The biggest challenge a bowler could face on the lanes is a 7-10 split. For Riverside Stebbins bowler Chase Carter, that is nothing. The junior rolled his way to an individual state championship March
7 at Lancaster’s Tikki Lanes with games of 223, 243 and 257 for a 723
series – all while coping with Type 1 diabetes that requires seven
insulin shots per day and complete hearing loss in his right ear.
The biggest challenge a bowler could face on the lanes is a 7-10 split.
For Riverside Stebbins bowler Chase Carter, that is nothing.
The junior rolled his way to an individual state championship March 7 at Lancaster’s Tikki Lanes with games of 223, 243 and 257 for a 723 series – all while coping with Type 1 diabetes that requires seven insulin shots per day and complete hearing loss in his right ear.
“It’s really exciting,” Carter said of winning the state title. “It is something I am never going to forget. One day I will be able to show my kids that I did this and hopefully they will be able to do it one day.”
Carter, who has been a Central Buckeye Conference First Team selection three times and was named the CBC Athlete of the Year this season, had a benign tumor discovered in his ear in fifth grade and has had three surgeries since.
He was diagnosed with diabetes shortly after his first ear surgery.
“That was a big life-changer right there,” he said. “I couldn’t hear and I had diabetes – that was a rough time for me for a while.
“I am good with everything now, though. I never got a hearing aid even though I can’t hear at all (in my right ear). I just adjusted to life being half deaf.”
Carter took up bowling and competed in junior leagues prior to high school.
“Bowling has helped me a lot,” he said. “It sort of relaxes me and it’s like I am in my own little world. I have fun with it – a lot of fun.”
Stebbins (13-3) head coach Don Brown first met Carter when he was a junior league bowler.
“He has bowled all his life,” Brown said. “He is always so polite and that is what stands out about Chase but I knew when he started bowling for (Stebbins) it was going to be a real special four years.”
Carter, along with 2007-08 Ohio High Bowler of the Year Jonathan Miller and Chase Kolosi, claimed the team state championship last season as – what Brown called – his ‘Super Sophomores’.
This season, the team failed to make it out of the district tournament but Carter had an individual state championship in mind, according to Brown.
“Once we didn’t make it out of district to state, we were all disappointed,” he said. “But I just had a feeling that (Carter) was bowling so well that he was going to compete at a real high level.
“He never lets anything get him down and battles from the start to the finish. When it is time to bowl, he just puts everything aside.”
For Carter, who only bowled two games under 200 this season, the state title has changed his perspective on the sport.
“It changed a lot of things and how I thought of my bowling career. I think it is going to take me to the next level as far as college bowling goes,” he said.

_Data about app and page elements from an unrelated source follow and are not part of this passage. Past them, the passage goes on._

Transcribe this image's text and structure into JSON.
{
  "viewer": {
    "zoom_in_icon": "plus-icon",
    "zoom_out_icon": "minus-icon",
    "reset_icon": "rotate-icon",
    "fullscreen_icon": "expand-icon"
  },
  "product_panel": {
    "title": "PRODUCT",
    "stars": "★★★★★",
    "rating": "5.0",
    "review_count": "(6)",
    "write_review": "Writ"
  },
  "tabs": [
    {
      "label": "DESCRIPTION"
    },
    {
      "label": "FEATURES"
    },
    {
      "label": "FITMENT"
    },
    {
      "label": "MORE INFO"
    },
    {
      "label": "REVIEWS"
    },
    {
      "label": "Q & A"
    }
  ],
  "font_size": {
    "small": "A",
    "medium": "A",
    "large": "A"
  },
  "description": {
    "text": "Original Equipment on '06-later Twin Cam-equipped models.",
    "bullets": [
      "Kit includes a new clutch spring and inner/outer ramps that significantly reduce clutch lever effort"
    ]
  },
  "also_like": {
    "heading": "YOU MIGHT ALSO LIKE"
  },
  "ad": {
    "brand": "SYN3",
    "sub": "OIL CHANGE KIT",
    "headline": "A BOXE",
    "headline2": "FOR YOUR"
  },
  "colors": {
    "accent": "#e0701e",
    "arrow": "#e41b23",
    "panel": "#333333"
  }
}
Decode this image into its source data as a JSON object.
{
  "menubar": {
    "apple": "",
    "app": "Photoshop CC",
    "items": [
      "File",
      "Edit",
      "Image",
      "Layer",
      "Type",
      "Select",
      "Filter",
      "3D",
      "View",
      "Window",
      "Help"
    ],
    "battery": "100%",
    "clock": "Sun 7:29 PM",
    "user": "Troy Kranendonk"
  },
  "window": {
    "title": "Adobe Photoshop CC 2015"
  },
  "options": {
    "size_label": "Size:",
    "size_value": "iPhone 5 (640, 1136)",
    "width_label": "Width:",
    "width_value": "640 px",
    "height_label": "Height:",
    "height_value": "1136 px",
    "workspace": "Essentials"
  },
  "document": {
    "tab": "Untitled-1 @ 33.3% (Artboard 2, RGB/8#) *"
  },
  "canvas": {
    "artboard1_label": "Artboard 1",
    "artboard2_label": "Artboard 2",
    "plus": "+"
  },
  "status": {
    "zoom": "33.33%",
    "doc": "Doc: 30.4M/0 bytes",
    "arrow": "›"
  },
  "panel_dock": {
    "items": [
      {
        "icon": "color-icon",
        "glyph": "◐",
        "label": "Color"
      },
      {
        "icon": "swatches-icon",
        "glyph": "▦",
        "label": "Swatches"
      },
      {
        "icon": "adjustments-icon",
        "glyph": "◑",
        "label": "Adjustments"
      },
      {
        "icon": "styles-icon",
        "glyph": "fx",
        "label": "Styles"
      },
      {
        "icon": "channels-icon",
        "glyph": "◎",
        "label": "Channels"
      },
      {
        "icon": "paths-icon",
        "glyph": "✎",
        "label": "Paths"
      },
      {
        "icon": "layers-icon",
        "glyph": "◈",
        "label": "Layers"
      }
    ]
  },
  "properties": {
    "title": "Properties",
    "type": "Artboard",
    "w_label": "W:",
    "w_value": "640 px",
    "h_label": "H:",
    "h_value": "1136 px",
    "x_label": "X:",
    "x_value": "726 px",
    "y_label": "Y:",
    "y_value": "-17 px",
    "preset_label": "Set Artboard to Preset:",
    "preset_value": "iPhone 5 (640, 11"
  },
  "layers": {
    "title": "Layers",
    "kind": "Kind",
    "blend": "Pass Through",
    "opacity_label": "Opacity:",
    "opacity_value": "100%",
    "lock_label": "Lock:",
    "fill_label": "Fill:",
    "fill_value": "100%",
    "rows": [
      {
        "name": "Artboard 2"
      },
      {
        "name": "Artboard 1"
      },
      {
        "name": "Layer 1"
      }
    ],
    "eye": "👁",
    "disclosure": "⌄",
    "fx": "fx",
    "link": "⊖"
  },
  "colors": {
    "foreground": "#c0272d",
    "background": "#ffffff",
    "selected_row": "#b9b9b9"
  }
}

Wright State and Urbana are interested in Carter’s skills on the lanes but with another year of high school left, he has his sights set on more state accolades.
“My main goal is to repeat individually and to (win a championship) as a team,” he said. “That would definitely be the way I would want to end high school.”